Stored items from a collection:
= = = = =
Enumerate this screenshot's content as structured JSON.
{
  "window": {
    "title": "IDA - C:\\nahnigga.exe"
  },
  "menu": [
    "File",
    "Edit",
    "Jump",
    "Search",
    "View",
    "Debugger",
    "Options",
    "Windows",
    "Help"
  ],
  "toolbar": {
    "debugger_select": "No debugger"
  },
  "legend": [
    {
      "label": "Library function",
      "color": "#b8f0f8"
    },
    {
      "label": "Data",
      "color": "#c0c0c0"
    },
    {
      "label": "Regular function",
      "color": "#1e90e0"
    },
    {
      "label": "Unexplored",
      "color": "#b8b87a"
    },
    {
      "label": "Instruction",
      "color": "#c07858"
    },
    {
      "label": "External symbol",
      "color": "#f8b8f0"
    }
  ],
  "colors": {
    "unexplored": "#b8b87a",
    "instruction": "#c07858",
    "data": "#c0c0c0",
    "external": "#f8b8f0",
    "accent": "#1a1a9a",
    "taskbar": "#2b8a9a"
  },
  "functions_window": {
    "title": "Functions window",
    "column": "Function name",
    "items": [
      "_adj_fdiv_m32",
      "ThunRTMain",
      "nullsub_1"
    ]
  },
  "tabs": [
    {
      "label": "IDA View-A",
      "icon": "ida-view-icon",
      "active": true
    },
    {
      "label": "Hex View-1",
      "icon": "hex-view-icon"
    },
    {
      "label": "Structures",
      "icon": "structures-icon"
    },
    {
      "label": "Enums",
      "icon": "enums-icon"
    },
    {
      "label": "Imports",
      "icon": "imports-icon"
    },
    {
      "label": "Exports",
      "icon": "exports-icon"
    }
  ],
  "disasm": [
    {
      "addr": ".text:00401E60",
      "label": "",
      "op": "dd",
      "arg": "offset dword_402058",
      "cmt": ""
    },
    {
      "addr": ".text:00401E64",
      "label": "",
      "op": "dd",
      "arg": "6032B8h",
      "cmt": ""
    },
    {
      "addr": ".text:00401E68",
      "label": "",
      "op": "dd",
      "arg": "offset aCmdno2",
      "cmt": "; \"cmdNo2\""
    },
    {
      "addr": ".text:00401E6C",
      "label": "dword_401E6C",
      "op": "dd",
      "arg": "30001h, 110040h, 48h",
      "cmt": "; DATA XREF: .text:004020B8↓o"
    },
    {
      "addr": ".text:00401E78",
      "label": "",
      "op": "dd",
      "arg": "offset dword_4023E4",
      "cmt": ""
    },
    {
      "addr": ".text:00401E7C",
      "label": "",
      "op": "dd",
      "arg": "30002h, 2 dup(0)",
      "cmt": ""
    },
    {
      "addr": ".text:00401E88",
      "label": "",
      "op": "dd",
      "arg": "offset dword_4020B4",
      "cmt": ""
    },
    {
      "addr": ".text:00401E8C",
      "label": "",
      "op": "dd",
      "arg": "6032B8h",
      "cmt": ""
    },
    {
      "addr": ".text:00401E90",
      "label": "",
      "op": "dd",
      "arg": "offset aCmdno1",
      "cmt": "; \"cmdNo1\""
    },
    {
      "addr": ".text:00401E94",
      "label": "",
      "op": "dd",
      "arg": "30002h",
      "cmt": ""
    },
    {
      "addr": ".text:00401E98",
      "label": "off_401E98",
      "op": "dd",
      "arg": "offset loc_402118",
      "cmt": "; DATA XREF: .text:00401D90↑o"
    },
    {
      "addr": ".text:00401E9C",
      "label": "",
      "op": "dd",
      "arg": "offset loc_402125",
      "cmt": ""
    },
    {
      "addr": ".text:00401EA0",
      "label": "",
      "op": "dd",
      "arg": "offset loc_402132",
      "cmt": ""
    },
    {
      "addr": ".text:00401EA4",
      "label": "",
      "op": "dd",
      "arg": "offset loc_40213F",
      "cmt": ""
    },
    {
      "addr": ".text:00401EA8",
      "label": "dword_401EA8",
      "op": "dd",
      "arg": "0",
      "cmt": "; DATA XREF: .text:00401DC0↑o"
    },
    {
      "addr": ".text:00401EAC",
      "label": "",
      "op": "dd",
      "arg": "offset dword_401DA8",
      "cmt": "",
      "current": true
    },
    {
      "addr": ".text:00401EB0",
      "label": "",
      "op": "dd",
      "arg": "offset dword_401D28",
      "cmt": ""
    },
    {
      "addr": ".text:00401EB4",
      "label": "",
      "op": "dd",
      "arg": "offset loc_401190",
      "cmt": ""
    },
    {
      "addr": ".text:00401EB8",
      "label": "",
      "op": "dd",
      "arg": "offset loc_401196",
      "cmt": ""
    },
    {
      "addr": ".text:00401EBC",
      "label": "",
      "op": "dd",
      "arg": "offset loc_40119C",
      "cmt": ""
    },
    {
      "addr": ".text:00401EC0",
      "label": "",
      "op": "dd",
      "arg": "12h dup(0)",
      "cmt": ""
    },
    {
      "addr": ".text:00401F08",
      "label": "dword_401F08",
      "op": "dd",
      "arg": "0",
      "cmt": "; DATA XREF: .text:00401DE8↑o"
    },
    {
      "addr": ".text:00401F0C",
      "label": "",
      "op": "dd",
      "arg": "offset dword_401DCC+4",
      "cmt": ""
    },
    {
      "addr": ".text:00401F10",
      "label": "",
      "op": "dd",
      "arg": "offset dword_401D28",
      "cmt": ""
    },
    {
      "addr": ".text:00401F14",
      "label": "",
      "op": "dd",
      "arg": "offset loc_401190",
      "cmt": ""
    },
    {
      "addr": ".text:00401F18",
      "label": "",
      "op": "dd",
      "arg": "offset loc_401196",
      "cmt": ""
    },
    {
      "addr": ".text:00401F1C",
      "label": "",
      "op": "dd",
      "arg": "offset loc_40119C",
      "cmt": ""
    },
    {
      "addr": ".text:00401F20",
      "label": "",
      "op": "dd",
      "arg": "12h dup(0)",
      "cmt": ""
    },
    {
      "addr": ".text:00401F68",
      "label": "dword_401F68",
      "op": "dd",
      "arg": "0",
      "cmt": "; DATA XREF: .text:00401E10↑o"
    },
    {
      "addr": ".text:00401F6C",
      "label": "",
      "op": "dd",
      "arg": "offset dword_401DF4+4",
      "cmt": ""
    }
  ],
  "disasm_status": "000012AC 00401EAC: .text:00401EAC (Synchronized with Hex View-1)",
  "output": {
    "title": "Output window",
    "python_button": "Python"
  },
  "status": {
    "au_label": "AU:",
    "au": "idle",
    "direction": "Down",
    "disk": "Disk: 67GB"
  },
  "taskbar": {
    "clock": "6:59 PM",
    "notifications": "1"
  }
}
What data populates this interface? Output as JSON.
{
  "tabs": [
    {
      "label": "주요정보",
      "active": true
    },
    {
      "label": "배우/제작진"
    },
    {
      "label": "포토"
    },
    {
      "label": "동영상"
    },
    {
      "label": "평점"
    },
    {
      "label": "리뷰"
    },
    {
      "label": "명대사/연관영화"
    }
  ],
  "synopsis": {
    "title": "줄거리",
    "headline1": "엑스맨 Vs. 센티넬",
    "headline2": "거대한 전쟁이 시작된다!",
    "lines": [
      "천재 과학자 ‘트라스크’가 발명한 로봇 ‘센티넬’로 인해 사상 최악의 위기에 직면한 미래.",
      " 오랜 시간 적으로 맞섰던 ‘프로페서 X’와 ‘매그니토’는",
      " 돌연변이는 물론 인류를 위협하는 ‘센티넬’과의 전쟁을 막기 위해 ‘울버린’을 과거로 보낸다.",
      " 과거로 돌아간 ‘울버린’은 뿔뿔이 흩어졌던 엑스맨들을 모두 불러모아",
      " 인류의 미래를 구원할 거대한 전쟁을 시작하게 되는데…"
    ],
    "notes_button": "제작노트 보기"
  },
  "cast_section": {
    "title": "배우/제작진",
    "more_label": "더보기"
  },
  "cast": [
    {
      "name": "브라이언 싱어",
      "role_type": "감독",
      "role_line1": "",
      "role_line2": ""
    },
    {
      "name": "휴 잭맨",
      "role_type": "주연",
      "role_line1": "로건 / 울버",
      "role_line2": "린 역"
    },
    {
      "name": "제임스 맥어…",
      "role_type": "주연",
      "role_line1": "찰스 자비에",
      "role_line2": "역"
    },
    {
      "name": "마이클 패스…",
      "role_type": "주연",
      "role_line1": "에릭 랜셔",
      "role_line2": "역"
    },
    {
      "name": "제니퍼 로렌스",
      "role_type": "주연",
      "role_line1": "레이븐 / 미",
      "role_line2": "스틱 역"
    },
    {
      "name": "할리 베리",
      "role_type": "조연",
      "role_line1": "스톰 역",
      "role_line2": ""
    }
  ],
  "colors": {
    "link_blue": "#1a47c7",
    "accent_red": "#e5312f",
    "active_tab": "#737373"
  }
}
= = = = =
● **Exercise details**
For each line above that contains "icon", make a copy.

● **Task output**
      "icon": "ida-view-icon",
      "icon": "hex-view-icon"
      "icon": "structures-icon"
      "icon": "enums-icon"
      "icon": "imports-icon"
      "icon": "exports-icon"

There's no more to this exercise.